* GIVEN INFORMATION *
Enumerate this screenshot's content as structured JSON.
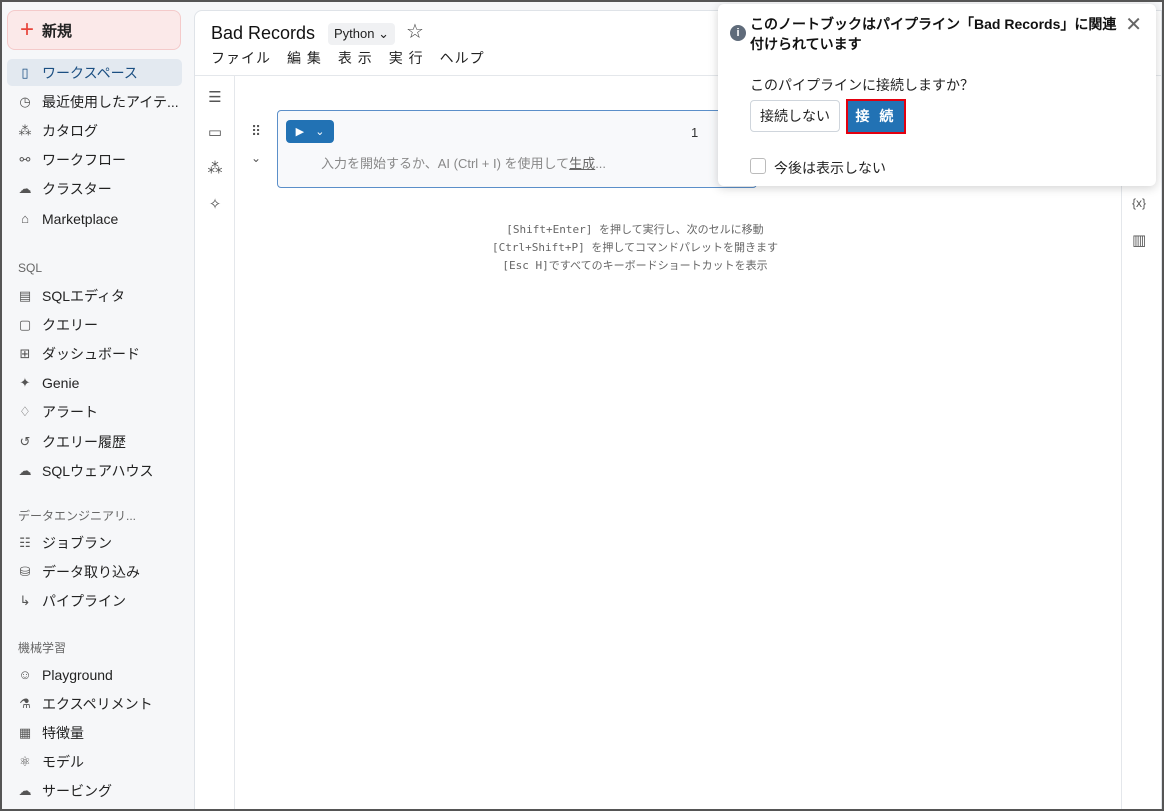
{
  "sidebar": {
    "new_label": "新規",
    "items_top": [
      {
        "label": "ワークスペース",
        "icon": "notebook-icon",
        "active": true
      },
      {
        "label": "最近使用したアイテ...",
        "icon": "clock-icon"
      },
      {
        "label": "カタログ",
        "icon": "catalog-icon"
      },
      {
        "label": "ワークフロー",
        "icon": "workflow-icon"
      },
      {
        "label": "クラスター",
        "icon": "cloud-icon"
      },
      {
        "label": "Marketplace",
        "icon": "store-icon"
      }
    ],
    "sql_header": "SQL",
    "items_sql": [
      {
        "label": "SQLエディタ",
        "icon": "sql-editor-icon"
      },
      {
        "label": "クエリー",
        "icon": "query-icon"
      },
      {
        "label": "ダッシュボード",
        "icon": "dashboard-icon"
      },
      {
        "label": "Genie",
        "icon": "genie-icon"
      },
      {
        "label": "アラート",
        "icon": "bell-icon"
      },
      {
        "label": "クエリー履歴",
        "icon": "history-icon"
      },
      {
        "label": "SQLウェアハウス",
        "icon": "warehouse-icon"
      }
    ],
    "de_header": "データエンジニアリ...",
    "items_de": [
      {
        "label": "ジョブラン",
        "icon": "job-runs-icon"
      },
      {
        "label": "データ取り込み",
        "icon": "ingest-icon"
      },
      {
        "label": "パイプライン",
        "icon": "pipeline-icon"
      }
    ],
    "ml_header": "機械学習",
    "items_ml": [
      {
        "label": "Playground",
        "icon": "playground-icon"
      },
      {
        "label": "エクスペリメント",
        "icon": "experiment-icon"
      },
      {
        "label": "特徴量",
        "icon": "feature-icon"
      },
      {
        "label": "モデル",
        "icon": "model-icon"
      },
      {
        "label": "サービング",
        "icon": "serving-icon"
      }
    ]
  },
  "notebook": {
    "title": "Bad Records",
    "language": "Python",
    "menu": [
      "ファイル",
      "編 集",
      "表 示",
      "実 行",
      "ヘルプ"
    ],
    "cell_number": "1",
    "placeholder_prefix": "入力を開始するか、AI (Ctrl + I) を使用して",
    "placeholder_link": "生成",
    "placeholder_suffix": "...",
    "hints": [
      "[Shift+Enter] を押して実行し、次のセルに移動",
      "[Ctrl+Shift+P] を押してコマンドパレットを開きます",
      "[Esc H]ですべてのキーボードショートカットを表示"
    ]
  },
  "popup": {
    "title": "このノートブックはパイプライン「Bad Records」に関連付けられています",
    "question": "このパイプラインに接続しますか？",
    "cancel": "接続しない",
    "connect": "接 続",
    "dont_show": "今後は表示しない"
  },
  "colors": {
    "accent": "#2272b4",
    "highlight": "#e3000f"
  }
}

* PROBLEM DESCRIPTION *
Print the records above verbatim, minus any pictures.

* FINAL ANSWER *
Enumerate this screenshot's content as structured JSON.
{
  "sidebar": {
    "new_label": "新規",
    "items_top": [
      {
        "label": "ワークスペース",
        "icon": "notebook-icon",
        "active": true
      },
      {
        "label": "最近使用したアイテ...",
        "icon": "clock-icon"
      },
      {
        "label": "カタログ",
        "icon": "catalog-icon"
      },
      {
        "label": "ワークフロー",
        "icon": "workflow-icon"
      },
      {
        "label": "クラスター",
        "icon": "cloud-icon"
      },
      {
        "label": "Marketplace",
        "icon": "store-icon"
      }
    ],
    "sql_header": "SQL",
    "items_sql": [
      {
        "label": "SQLエディタ",
        "icon": "sql-editor-icon"
      },
      {
        "label": "クエリー",
        "icon": "query-icon"
      },
      {
        "label": "ダッシュボード",
        "icon": "dashboard-icon"
      },
      {
        "label": "Genie",
        "icon": "genie-icon"
      },
      {
        "label": "アラート",
        "icon": "bell-icon"
      },
      {
        "label": "クエリー履歴",
        "icon": "history-icon"
      },
      {
        "label": "SQLウェアハウス",
        "icon": "warehouse-icon"
      }
    ],
    "de_header": "データエンジニアリ...",
    "items_de": [
      {
        "label": "ジョブラン",
        "icon": "job-runs-icon"
      },
      {
        "label": "データ取り込み",
        "icon": "ingest-icon"
      },
      {
        "label": "パイプライン",
        "icon": "pipeline-icon"
      }
    ],
    "ml_header": "機械学習",
    "items_ml": [
      {
        "label": "Playground",
        "icon": "playground-icon"
      },
      {
        "label": "エクスペリメント",
        "icon": "experiment-icon"
      },
      {
        "label": "特徴量",
        "icon": "feature-icon"
      },
      {
        "label": "モデル",
        "icon": "model-icon"
      },
      {
        "label": "サービング",
        "icon": "serving-icon"
      }
    ]
  },
  "notebook": {
    "title": "Bad Records",
    "language": "Python",
    "menu": [
      "ファイル",
      "編 集",
      "表 示",
      "実 行",
      "ヘルプ"
    ],
    "cell_number": "1",
    "placeholder_prefix": "入力を開始するか、AI (Ctrl + I) を使用して",
    "placeholder_link": "生成",
    "placeholder_suffix": "...",
    "hints": [
      "[Shift+Enter] を押して実行し、次のセルに移動",
      "[Ctrl+Shift+P] を押してコマンドパレットを開きます",
      "[Esc H]ですべてのキーボードショートカットを表示"
    ]
  },
  "popup": {
    "title": "このノートブックはパイプライン「Bad Records」に関連付けられています",
    "question": "このパイプラインに接続しますか？",
    "cancel": "接続しない",
    "connect": "接 続",
    "dont_show": "今後は表示しない"
  },
  "colors": {
    "accent": "#2272b4",
    "highlight": "#e3000f"
  }
}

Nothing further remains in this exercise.